Concept of Operations (CONOP)

The Concept of Operations (CONOP) is a document used in various fields, such as military, government, and business, to describe the overall high-level strategy and operational framework for a project or system. It outlines the objectives, key capabilities, functions, and operational context of a proposed solution or system, providing a clear understanding of its purpose and functioning to all stakeholders involved.

A well-structured CONOP typically includes the following elements:

  • Introduction: This section provides an overview of the document's purpose and scope, as well as any necessary background information.
  • Objectives and Goals: The objectives and goals section outlines the desired outcomes and specific targets that the project or system aims to achieve.
  • System or Project Description: This part provides a high-level description of the proposed system or project, including its main components, functions, and capabilities.
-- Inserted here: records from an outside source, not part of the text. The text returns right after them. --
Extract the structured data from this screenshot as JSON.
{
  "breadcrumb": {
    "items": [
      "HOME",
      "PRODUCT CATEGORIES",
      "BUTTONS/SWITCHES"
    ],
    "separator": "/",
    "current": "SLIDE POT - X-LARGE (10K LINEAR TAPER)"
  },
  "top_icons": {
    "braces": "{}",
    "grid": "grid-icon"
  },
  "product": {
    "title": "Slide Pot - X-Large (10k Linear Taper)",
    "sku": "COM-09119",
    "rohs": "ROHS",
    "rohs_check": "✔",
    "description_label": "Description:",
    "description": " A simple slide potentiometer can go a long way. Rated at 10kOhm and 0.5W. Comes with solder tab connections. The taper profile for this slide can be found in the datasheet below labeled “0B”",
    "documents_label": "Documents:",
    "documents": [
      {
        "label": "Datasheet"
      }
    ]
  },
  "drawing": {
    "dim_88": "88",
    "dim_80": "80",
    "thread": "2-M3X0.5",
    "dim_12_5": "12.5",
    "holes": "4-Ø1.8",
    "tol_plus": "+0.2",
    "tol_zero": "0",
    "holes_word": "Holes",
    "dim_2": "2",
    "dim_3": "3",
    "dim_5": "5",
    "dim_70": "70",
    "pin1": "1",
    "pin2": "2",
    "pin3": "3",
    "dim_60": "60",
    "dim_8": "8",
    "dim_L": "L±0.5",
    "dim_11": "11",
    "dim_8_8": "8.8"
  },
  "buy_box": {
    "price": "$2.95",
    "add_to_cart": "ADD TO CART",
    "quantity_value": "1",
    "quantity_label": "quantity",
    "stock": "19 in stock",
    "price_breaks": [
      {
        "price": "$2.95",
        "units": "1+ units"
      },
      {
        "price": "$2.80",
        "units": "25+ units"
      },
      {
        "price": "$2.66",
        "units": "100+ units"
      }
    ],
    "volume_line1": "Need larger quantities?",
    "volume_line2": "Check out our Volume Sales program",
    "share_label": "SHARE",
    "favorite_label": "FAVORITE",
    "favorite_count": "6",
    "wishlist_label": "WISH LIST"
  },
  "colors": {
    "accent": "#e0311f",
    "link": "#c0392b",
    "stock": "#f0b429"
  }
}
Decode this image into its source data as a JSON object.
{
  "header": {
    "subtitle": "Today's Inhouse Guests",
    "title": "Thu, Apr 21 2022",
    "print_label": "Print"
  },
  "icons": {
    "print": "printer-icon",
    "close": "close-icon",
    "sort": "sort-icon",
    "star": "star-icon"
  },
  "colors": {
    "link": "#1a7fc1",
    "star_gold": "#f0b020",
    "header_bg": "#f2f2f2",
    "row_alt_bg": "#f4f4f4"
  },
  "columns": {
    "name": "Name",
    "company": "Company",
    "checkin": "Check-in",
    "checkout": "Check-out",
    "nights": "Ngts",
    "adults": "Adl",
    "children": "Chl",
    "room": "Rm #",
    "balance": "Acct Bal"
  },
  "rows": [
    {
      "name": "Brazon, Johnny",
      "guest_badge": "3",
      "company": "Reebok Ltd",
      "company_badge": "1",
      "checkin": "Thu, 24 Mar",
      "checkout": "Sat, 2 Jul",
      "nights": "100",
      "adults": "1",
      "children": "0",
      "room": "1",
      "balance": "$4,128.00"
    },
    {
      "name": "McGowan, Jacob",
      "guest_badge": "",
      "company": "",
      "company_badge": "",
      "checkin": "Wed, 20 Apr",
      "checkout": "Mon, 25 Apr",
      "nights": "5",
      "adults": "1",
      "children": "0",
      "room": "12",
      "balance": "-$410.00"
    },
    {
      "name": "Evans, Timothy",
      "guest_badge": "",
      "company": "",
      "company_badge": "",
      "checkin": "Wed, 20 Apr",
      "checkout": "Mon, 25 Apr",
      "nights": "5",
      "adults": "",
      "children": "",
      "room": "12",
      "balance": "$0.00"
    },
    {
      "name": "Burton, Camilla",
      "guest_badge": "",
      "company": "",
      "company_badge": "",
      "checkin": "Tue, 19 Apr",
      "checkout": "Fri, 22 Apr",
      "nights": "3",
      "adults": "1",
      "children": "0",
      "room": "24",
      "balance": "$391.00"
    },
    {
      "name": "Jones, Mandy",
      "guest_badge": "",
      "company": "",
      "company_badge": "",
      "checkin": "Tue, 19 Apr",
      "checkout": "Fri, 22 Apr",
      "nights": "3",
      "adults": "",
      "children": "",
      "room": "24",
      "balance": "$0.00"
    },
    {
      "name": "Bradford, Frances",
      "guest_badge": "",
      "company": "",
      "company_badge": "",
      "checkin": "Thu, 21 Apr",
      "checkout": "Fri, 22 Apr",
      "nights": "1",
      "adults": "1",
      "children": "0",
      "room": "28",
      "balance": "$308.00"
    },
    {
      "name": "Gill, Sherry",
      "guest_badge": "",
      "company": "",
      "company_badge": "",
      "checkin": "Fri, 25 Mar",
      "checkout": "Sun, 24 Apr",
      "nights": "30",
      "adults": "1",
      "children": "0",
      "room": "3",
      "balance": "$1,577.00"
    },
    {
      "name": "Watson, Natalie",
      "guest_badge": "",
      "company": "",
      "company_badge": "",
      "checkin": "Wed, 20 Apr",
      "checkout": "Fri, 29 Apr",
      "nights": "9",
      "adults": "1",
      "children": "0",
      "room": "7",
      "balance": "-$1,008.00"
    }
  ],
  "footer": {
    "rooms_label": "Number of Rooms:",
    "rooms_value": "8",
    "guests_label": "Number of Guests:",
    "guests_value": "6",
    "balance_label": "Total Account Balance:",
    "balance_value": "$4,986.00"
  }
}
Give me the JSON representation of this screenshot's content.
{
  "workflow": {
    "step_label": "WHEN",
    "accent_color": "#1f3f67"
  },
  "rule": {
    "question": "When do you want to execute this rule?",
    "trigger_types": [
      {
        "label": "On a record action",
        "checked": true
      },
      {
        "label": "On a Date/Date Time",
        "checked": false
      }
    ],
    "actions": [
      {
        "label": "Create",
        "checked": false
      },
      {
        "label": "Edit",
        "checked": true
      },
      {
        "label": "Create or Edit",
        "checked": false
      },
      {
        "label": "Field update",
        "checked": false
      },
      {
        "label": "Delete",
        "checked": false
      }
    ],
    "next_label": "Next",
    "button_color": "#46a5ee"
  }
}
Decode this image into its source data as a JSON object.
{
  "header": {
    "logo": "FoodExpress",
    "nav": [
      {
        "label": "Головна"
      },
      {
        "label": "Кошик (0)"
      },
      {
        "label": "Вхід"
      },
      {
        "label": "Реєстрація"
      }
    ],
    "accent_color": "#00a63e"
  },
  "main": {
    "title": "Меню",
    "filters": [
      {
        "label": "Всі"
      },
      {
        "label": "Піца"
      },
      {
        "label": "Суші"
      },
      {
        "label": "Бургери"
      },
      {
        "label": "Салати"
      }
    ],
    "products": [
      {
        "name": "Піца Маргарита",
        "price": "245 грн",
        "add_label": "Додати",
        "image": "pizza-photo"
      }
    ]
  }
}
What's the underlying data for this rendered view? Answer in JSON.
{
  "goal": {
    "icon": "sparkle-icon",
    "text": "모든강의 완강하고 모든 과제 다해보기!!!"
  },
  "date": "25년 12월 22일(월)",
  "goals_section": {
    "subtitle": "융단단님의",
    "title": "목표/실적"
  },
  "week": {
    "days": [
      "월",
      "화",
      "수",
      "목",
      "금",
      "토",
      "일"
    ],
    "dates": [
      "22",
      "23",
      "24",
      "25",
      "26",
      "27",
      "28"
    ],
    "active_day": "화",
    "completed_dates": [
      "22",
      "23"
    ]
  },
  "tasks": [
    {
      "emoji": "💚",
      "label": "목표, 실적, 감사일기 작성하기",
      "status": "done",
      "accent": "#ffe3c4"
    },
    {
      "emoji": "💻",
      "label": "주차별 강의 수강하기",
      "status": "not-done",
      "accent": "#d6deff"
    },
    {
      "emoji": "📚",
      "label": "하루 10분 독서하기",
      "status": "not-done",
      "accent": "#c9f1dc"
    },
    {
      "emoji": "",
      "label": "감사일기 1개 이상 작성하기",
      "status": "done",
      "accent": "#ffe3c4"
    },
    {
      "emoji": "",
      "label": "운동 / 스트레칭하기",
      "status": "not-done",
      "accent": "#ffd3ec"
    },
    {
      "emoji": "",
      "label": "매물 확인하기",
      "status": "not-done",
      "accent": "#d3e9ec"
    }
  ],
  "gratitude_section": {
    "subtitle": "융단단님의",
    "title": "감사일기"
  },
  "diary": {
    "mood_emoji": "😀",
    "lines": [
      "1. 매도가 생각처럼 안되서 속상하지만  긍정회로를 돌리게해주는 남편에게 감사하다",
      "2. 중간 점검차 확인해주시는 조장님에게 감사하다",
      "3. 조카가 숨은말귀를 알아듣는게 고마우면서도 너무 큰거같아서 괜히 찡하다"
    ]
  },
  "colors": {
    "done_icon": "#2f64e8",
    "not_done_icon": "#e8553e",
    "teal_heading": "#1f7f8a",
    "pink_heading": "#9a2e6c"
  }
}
It may also describe the intended users, beneficiaries, or customers.
  • Operational Context: The operational context section describes the environment in which the system or project will operate, including any relevant regulations, constraints, or external factors that may affect its functioning.
  • Operational Roles and Responsibilities: This section outlines the roles and responsibilities of the various stakeholders involved in the operation and maintenance of the system or project. It may also describe the organizational structure and command relationships among these stakeholders.
  • Operational Scenarios and Use Cases: The operational scenarios and use cases section provides a set of examples or scenarios that illustrate how the system or project will be used in real-world situations. These scenarios help stakeholders understand the system's intended functions and capabilities and validate its effectiveness in achieving the stated objectives.
  • Performance Metrics and Evaluation Criteria: This section describes the performance metrics and evaluation criteria that will be used to assess the system or project's effectiveness in achieving its objectives. These metrics may include quantitative measures, such as response times or accuracy rates, as well as qualitative assessments of user satisfaction or mission success.
  • Training and Support Requirements: The training and support requirements section outlines any necessary training, maintenance, or support activities needed to ensure the system or project's effective operation.
  • Implementation Plan: This section provides a high-level overview of the proposed implementation plan, including key milestones, timelines, and resources required for the successful deployment of the system or project.

The primary benefits of a Concept of Operations document include:

  • Improved communication: A CONOP helps to ensure that all stakeholders have a clear and consistent understanding of the project or system's purpose, objectives, and operational context.
  • Streamlined decision-making: By providing a high-level view of the proposed solution, a CONOP enables decision-makers to make informed choices about project feasibility, resource allocation, and potential risks.
  • Reduced risk: By identifying potential issues or gaps in the operational context, a CONOP can help to reduce the risk of project delays, cost overruns, or unanticipated challenges.

In summary, the Concept of Operations (CONOP) is a document used to describe the overall strategy and operational framework for a project or system. It outlines the objectives, key capabilities, functions, and operational context of the proposed solution, ensuring that all stakeholders have a clear understanding of its purpose and functioning. A well-structured CONOP can improve communication, streamline decision-making, and reduce risk throughout the project lifecycle.

See Also

  • Systems Engineering - The interdisciplinary field that focuses on designing and managing complex systems, often the context within which a CONOP is developed.
  • Operational Plan - A detailed plan outlining how an organization will implement its strategic goals; CONOP can be seen as a high-level form of an operational plan.
  • Requirements Analysis - The process of determining user expectations for a system, which is often a precursor to developing a CONOP.
  • Project Charter - A document that formally authorizes a project and outlines its objectives; sometimes used in conjunction with or as a supplement to a CONOP.
  • Use Case - A list of actions or event steps that outline the interactions between a role and a system; may be included or referenced in a CONOP.
  • Systems Architecture - A conceptual model that defines the structure and behavior of a system; often described or depicted in a CONOP.
  • Business Process Modeling - A technique for visually representing the steps and activities involved in a business process; similar in some respects to the process mapping that may occur in a CONOP.
  • Risk Assessment - The identification and evaluation of potential risks in a project or operation; often included in a CONOP.
  • Project Management - The discipline of initiating, planning, executing, and closing projects; CONOP often plays a role in the planning phase.
  • Strategic Planning - The organizational management activity for setting priorities and focusing resources; may be the broader context within which a CONOP is developed.